■ **GOAL OF THE EXERCISE**: Number of lines with "name" in the data: give that figure by itself.

■ **STUDY MATERIAL**:
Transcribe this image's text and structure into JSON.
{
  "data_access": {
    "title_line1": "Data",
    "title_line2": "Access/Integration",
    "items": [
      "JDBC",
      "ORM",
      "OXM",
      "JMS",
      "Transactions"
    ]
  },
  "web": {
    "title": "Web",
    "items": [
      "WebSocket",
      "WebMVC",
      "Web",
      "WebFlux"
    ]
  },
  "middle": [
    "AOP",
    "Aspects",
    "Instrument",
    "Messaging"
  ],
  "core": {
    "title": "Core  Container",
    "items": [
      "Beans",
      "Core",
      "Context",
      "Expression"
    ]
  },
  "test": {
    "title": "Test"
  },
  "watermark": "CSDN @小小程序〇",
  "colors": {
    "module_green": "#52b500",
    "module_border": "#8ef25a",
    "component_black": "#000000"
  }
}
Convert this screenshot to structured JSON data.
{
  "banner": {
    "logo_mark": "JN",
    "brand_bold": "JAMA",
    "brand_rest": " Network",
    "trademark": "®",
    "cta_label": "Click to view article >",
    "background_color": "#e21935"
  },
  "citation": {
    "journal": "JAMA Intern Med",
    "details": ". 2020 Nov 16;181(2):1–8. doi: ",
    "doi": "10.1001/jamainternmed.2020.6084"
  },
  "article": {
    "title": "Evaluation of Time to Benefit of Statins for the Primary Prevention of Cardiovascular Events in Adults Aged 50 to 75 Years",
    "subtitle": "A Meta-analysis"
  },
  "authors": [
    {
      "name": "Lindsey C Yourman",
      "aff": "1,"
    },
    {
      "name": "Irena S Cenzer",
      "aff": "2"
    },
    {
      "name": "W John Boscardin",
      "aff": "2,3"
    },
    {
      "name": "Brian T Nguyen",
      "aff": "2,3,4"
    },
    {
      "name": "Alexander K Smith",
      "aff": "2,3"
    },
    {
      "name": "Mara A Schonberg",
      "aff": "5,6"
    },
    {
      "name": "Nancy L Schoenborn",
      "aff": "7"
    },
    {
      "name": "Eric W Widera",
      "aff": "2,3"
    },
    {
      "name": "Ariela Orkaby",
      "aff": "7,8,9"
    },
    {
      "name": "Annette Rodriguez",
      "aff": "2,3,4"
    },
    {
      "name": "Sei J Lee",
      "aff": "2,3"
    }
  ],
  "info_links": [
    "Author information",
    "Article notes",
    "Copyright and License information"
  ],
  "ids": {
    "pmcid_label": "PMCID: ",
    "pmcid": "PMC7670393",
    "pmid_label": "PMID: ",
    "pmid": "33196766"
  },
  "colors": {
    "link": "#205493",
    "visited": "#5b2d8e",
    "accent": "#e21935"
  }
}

■ **OUTPUT**: 11